(Records contained in a dataset)

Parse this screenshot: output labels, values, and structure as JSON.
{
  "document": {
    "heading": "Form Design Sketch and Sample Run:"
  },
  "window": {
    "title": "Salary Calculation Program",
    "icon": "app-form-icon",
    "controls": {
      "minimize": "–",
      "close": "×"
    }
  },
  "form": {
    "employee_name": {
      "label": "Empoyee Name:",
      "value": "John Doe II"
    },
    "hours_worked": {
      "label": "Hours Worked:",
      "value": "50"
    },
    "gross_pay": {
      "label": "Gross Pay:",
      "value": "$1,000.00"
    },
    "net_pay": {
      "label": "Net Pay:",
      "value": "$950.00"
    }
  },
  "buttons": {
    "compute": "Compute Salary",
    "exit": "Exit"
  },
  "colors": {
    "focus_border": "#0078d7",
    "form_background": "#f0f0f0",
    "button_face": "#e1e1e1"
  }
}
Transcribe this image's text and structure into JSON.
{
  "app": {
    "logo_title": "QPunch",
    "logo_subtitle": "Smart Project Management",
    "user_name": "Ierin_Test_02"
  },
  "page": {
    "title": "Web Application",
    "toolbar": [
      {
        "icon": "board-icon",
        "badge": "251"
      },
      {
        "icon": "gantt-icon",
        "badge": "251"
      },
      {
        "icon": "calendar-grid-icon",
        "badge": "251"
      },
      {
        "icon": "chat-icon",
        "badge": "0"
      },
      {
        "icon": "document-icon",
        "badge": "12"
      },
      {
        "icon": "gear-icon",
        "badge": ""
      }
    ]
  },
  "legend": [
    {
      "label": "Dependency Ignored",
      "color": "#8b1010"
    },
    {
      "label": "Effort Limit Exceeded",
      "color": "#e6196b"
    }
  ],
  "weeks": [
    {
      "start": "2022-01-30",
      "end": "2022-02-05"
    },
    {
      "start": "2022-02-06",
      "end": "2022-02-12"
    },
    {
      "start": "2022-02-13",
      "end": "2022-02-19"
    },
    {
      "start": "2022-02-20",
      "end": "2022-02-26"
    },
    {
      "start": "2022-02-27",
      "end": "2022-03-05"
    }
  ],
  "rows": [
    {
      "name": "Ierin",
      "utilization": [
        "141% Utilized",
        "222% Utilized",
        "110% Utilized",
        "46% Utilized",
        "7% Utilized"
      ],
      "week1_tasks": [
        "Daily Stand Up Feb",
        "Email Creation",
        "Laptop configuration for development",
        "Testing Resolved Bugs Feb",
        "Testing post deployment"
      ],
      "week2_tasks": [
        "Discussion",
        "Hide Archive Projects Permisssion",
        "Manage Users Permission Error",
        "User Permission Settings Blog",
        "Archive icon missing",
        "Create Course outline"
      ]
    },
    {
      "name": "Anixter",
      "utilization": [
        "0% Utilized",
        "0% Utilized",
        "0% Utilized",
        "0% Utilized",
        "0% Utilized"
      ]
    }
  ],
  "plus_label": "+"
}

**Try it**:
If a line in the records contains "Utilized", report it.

**Answer below**:
        "141% Utilized",
        "222% Utilized",
        "110% Utilized",
        "46% Utilized",
        "7% Utilized"
        "0% Utilized",
        "0% Utilized",
        "0% Utilized",
        "0% Utilized",
        "0% Utilized"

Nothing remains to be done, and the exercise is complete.